Plan B Spotting vs Implantation Bleeding: Understanding the Difference
Unplanned pregnancies can cause a great deal of stress, especially for those who are not ready for it. Fortunately, there are several options to prevent unwanted pregnancies, such as using the contraceptive pill, condoms, or emergency contraception, like Plan B.
However, even the most effective contraceptive methods may have their limitations, which can lead to confusion and anxiety. One of the main concerns is the possibility of unintended bleeding, which can be an indication of both Plan B spotting and implantation bleeding. In this article, we will discuss the differences between Plan B spotting and implantation bleeding and how to distinguish between the two.
What is Plan B Spotting?
Plan B, also known as the morning-after pill, is an emergency contraceptive that works by preventing ovulation or by inhibiting the fertilization of the egg. However, if fertilization has already occurred, Plan B can prevent the fertilized egg from implanting in the uterus.
After taking Plan B, some women may experience side effects, such as nausea, vomiting, headaches, abdominal pain, etc. One of the most common side effects is Plan B spotting, which occurs when the hormonal changes caused by the drug result in light vaginal bleeding.
Plan B spotting typically occurs after taking the emergency contraceptive and can last for several days. It is not a menstrual cycle and does not indicate pregnancy or fertility.
What is Implantation Bleeding?
Implantation bleeding occurs when a fertilized egg implants itself into the lining of the uterus. It typically occurs around 10-14 days after ovulation and can be mistaken for a light period.
Implantation bleeding is usually light and lasts only a few days. Unlike Plan B spotting, it does not cause any discomfort or pain. It is also not a confirmed sign of pregnancy and can occur in women who are not pregnant.
Differences Between Plan B Spotting and Implantation Bleeding
While both Plan B spotting and implantation bleeding can cause light vaginal bleeding, several differences can help distinguish between the two.
Timing: Plan B spotting occurs within 72 hours after taking the emergency contraceptive, while implantation bleeding occurs 10-14 days after ovulation.
Duration: Plan B spotting can last for several days, while implantation bleeding typically lasts only a few days.
Amount: Plan B spotting can range from light to heavy, while implantation bleeding is usually light.
Pain: Plan B spotting can cause cramps, abdominal pain, and headaches, while implantation bleeding does not cause any discomfort or pain.
Color: Plan B spotting can range from light pink to dark brown, while implantation bleeding is usually light pink or brown.
Q: Can Plan B spotting occur during pregnancy?
A: Plan B spotting can occur during pregnancy due to hormonal changes caused by the drug. However, in most cases, it is a sign of a failed Plan B and not pregnancy.

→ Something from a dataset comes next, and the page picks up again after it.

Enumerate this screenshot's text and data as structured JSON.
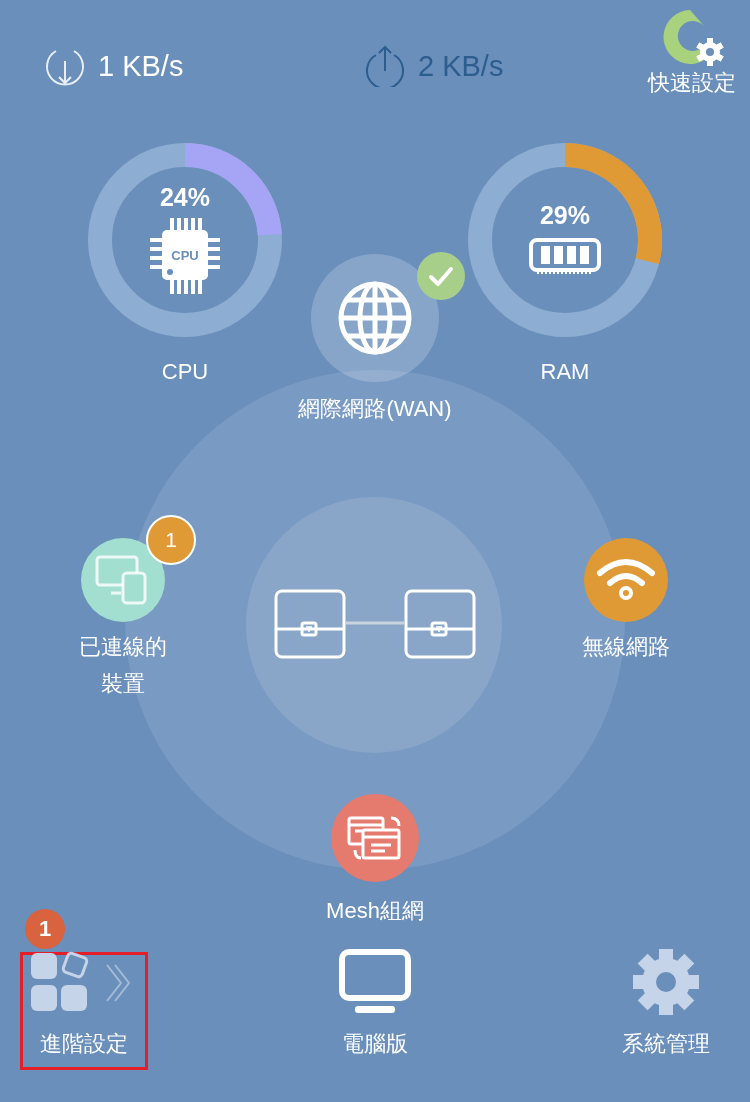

Q: Can implantation bleeding be mistaken for a period?
A: Yes, implantation bleeding can be mistaken for a light period.
Q: Can Plan B affect my menstrual cycle?
A: Yes, Plan B can affect your menstrual cycle by altering the hormonal balance in your body.
Q: Can Plan B cause infertility?
A: No, Plan B does not cause infertility. It is safe to use and does not have any long-term effects on fertility.
Unintended bleeding can be a source of confusion and anxiety, especially for those who are not familiar with Plan B spotting and implantation bleeding. Knowing the differences between the two can help you understand what is happening in your body and alleviate any unnecessary stress. While both Plan B spotting and implantation bleeding can be a cause for concern, they are usually harmless and do not require any medical attention. If you have any doubts or concerns, it is best to consult your healthcare provider.